Though J.D. and Cathee love their new building in Los Angeles, the one thing they’re sad about is that nobody has died in it. The building does have some history, though: it was once a recording studio called the Mastering Lab, where Pink Floyd recorded The Wall and Fleetwood Mac recorded some of Rumours, but in San Diego their museum was apparently also home to ghosts.
“After we left the building, they decided to expand it,” Cathee says. “So they evacuated the basement, where we used to have the museum, and found 125 bodies right there under the concrete where we worked. See, the mortuary was contracted in 1894 as a place to bury the indigent dead in San Diego for ten dollars a body. They were supposed to put the dead in the cemetery, but they clearly didn’t. So, anyway, there are no ghosts here, and we wish there were.”

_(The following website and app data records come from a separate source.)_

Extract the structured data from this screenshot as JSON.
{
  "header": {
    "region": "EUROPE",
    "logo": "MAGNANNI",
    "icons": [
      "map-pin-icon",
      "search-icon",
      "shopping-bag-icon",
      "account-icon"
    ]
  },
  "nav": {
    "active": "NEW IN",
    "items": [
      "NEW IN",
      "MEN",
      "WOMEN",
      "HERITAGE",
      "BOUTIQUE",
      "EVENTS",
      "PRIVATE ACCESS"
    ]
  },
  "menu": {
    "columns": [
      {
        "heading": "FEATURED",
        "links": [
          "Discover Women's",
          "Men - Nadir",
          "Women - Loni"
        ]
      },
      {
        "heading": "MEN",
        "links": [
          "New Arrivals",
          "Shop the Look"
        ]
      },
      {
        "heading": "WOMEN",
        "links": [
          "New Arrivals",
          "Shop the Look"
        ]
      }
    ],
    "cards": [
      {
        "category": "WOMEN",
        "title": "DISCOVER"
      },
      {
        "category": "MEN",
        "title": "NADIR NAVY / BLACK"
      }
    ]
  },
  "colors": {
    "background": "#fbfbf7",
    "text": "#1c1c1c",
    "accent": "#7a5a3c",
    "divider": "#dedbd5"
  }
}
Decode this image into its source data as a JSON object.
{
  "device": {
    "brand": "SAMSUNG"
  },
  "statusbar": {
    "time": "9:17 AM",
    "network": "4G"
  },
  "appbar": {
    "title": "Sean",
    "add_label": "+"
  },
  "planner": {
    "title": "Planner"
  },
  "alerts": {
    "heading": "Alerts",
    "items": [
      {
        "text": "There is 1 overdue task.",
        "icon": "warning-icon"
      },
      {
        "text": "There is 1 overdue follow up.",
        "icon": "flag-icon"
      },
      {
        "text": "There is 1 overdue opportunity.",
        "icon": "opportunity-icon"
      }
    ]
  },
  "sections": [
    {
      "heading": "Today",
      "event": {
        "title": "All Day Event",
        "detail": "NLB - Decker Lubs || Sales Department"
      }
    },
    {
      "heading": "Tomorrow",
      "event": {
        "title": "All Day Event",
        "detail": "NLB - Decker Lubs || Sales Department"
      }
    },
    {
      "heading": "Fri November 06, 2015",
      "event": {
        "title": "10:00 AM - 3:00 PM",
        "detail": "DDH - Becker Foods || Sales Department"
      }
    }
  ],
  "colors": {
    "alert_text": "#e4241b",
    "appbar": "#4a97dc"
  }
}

Except when they try to get inside you.
“I had a ghost try to get into me,” J.D. says. “Freaks me out. It was at the first museum. When I was sleeping, this thing tried to get into me.”

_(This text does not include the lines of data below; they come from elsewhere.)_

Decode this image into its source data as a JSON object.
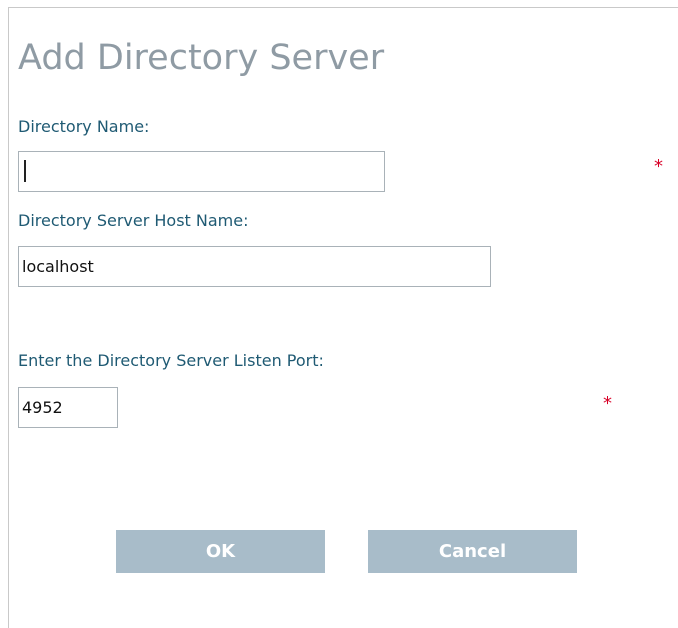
{
  "dialog": {
    "title": "Add Directory Server"
  },
  "fields": {
    "directory_name": {
      "label": "Directory Name:",
      "value": "",
      "required_marker": "*"
    },
    "host_name": {
      "label": "Directory Server Host Name:",
      "value": "localhost"
    },
    "listen_port": {
      "label": "Enter the Directory Server Listen Port:",
      "value": "4952",
      "required_marker": "*"
    }
  },
  "buttons": {
    "ok_label": "OK",
    "cancel_label": "Cancel"
  },
  "colors": {
    "title": "#8f9ba4",
    "label": "#1f5a73",
    "required": "#d80027",
    "button_bg": "#a8bcc9",
    "button_text": "#ffffff"
  }
}
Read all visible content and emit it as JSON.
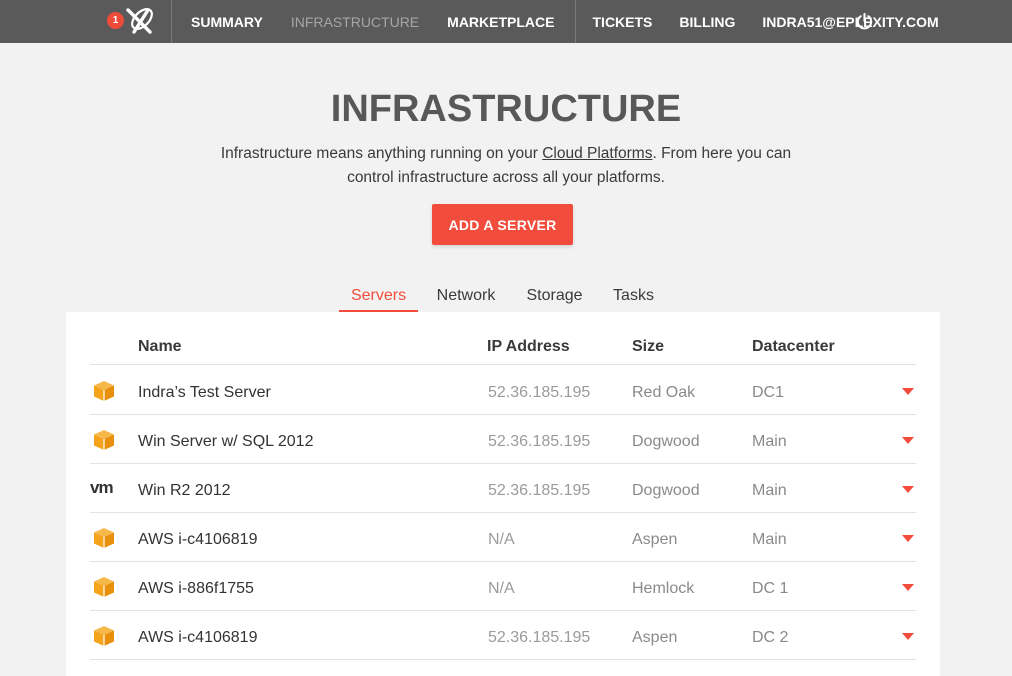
{
  "nav": {
    "badge_count": "1",
    "items": [
      {
        "label": "SUMMARY",
        "active": false
      },
      {
        "label": "INFRASTRUCTURE",
        "active": true
      },
      {
        "label": "MARKETPLACE",
        "active": false
      },
      {
        "label": "TICKETS",
        "active": false
      },
      {
        "label": "BILLING",
        "active": false
      },
      {
        "label": "INDRA51@EPLEXITY.COM",
        "active": false
      }
    ],
    "logout_icon": "power-icon"
  },
  "header": {
    "title": "INFRASTRUCTURE",
    "intro_before": "Infrastructure means anything running on your ",
    "intro_link": "Cloud Platforms",
    "intro_after": ". From here you can control infrastructure across all your platforms.",
    "add_button": "ADD A SERVER"
  },
  "tabs": [
    {
      "label": "Servers",
      "active": true
    },
    {
      "label": "Network",
      "active": false
    },
    {
      "label": "Storage",
      "active": false
    },
    {
      "label": "Tasks",
      "active": false
    }
  ],
  "table": {
    "columns": [
      "Name",
      "IP Address",
      "Size",
      "Datacenter"
    ],
    "rows": [
      {
        "icon": "aws-box-icon",
        "name": "Indra’s Test Server",
        "ip": "52.36.185.195",
        "size": "Red Oak",
        "datacenter": "DC1"
      },
      {
        "icon": "aws-box-icon",
        "name": "Win Server w/ SQL 2012",
        "ip": "52.36.185.195",
        "size": "Dogwood",
        "datacenter": "Main"
      },
      {
        "icon": "vmware-icon",
        "name": "Win R2 2012",
        "ip": "52.36.185.195",
        "size": "Dogwood",
        "datacenter": "Main"
      },
      {
        "icon": "aws-box-icon",
        "name": "AWS i-c4106819",
        "ip": "N/A",
        "size": "Aspen",
        "datacenter": "Main"
      },
      {
        "icon": "aws-box-icon",
        "name": "AWS i-886f1755",
        "ip": "N/A",
        "size": "Hemlock",
        "datacenter": "DC 1"
      },
      {
        "icon": "aws-box-icon",
        "name": "AWS i-c4106819",
        "ip": "52.36.185.195",
        "size": "Aspen",
        "datacenter": "DC 2"
      }
    ],
    "vm_text": "vm"
  },
  "colors": {
    "accent": "#f24d3c",
    "nav_bg": "#5a5a5a",
    "aws_orange": "#f5a31b"
  }
}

“It was crazy. I’m lying next to him and I hear him gurgling,” Cathee says.
“I sit up and I can’t talk or anything.”
“I’m like dude, you’re having a nightmare, wake up!”

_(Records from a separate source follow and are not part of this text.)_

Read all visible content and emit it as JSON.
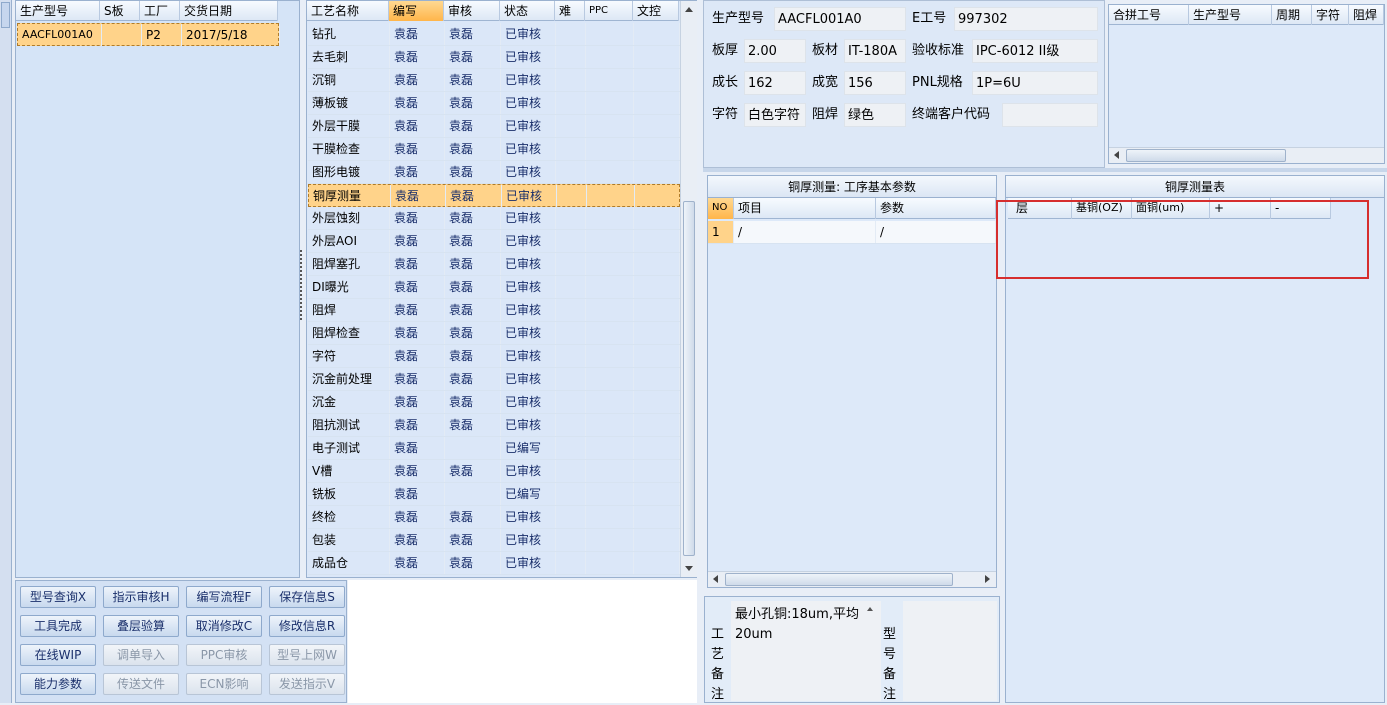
{
  "orders": {
    "columns": [
      "生产型号",
      "S板",
      "工厂",
      "交货日期"
    ],
    "rows": [
      {
        "model": "AACFL001A0",
        "s": "",
        "factory": "P2",
        "date": "2017/5/18"
      }
    ]
  },
  "process": {
    "columns": [
      "工艺名称",
      "编写",
      "审核",
      "状态",
      "难",
      "PPC",
      "文控"
    ],
    "rows": [
      [
        "钻孔",
        "袁磊",
        "袁磊",
        "已审核"
      ],
      [
        "去毛刺",
        "袁磊",
        "袁磊",
        "已审核"
      ],
      [
        "沉铜",
        "袁磊",
        "袁磊",
        "已审核"
      ],
      [
        "薄板镀",
        "袁磊",
        "袁磊",
        "已审核"
      ],
      [
        "外层干膜",
        "袁磊",
        "袁磊",
        "已审核"
      ],
      [
        "干膜检查",
        "袁磊",
        "袁磊",
        "已审核"
      ],
      [
        "图形电镀",
        "袁磊",
        "袁磊",
        "已审核"
      ],
      [
        "铜厚测量",
        "袁磊",
        "袁磊",
        "已审核"
      ],
      [
        "外层蚀刻",
        "袁磊",
        "袁磊",
        "已审核"
      ],
      [
        "外层AOI",
        "袁磊",
        "袁磊",
        "已审核"
      ],
      [
        "阻焊塞孔",
        "袁磊",
        "袁磊",
        "已审核"
      ],
      [
        "DI曝光",
        "袁磊",
        "袁磊",
        "已审核"
      ],
      [
        "阻焊",
        "袁磊",
        "袁磊",
        "已审核"
      ],
      [
        "阻焊检查",
        "袁磊",
        "袁磊",
        "已审核"
      ],
      [
        "字符",
        "袁磊",
        "袁磊",
        "已审核"
      ],
      [
        "沉金前处理",
        "袁磊",
        "袁磊",
        "已审核"
      ],
      [
        "沉金",
        "袁磊",
        "袁磊",
        "已审核"
      ],
      [
        "阻抗测试",
        "袁磊",
        "袁磊",
        "已审核"
      ],
      [
        "电子测试",
        "袁磊",
        "",
        "已编写"
      ],
      [
        "V槽",
        "袁磊",
        "袁磊",
        "已审核"
      ],
      [
        "铣板",
        "袁磊",
        "",
        "已编写"
      ],
      [
        "终检",
        "袁磊",
        "袁磊",
        "已审核"
      ],
      [
        "包装",
        "袁磊",
        "袁磊",
        "已审核"
      ],
      [
        "成品仓",
        "袁磊",
        "袁磊",
        "已审核"
      ]
    ]
  },
  "buttons": [
    [
      "型号查询X",
      "指示审核H",
      "编写流程F",
      "保存信息S"
    ],
    [
      "工具完成",
      "叠层验算",
      "取消修改C",
      "修改信息R"
    ],
    [
      "在线WIP",
      "调单导入",
      "PPC审核",
      "型号上网W"
    ],
    [
      "能力参数",
      "传送文件",
      "ECN影响",
      "发送指示V"
    ]
  ],
  "info": {
    "model_label": "生产型号",
    "model": "AACFL001A0",
    "e_label": "E工号",
    "e_no": "997302",
    "thick_label": "板厚",
    "thick": "2.00",
    "mat_label": "板材",
    "mat": "IT-180A",
    "std_label": "验收标准",
    "std": "IPC-6012 II级",
    "len_label": "成长",
    "len": "162",
    "wid_label": "成宽",
    "wid": "156",
    "pnl_label": "PNL规格",
    "pnl": "1P=6U",
    "char_label": "字符",
    "char": "白色字符",
    "mask_label": "阻焊",
    "mask": "绿色",
    "cust_label": "终端客户代码",
    "cust": ""
  },
  "merge": {
    "columns": [
      "合拼工号",
      "生产型号",
      "周期",
      "字符",
      "阻焊"
    ]
  },
  "params": {
    "title": "铜厚测量: 工序基本参数",
    "columns": [
      "NO",
      "项目",
      "参数"
    ],
    "rows": [
      [
        "1",
        "/",
        "/"
      ]
    ]
  },
  "measure": {
    "title": "铜厚测量表",
    "columns": [
      "层",
      "基铜(OZ)",
      "面铜(um)",
      "+",
      "-"
    ]
  },
  "notes": {
    "process_label": "工艺备注",
    "process_text": "最小孔铜:18um,平均20um",
    "model_label": "型号备注"
  },
  "colors": {
    "accent": "#ffb54a",
    "highlight": "#d62e2e",
    "text_blue": "#1a2f6b"
  }
}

“I’m shaking her and she smacked me. And, I’m like, ‘oh my god, E.W. — the ghost that lives in the mortuary — tried to get into me.’ She’s like, ‘BS, you’re dreaming. Go to sleep.’ The next day we wake up and this girl who lives above us said the same thing happened to her that night!”
Don’t steal from the Museum of Death.
Not many people steal from the Museum of Death. Which is partially because every room is equipped with a surveillance camera, and partially because it’s probably really bad luck to decorate your studio apartment with a stolen painting by John Wayne Gacy. But the famed “motorcycle accident” test photograph was once stolen, although even then the guy ended up bringing it back. “It wasn’t drilled down or anything,” explains Cathee. “We found out after the fact. One day it was just gone. And about three months later it showed back up, perched inside a coffin. A friend of the person who stole it later told us that the night he stole it, the guy got into a really bad car accident. He lost his job the next day, and bad stuff like that started happening from the moment he took it. Bad. Bad. Bad. After a while all his friends convinced him to bring the photo back.” Once returned, the photo regained its current place as the “tester” to see if visitors can handle the museum.
Finally, if you have just arrived from China and speak little to no English, (don’t?) go straight to the Museum of Death.
While I’m interviewing Cathee and J.D., two young Asian women enter the museum. They speak only a tiny bit of English, so it’s with much gesturing and confusion that they finally communicate that is their first stop after arriving in Los Angeles from China. J.D. shows the girls the motorcycle photograph, and they squeal in disgust, one looking as if she might faint. Deciding that the Museum of Death might not be the best fit for them, J.D. suggests they meet his pet Siamese turtle instead. The girls agree, eagerly take photos of the two tiny heads poking out of the turtle’s shell, thank him, and exit. That two-headed turtle is their first snapshot of America.
Previously: Last Song in Death Valley Junction.
Maude Standish is a trend forecaster by day and a freelance writer by night. She blogs at jerkbabies.tumblr.com.
Jennie Ross is a freelance photographer who documents adventures when and wherever possible. She received her BFA from NYU’s Tisch School of the Arts and currently lives in Los Angeles.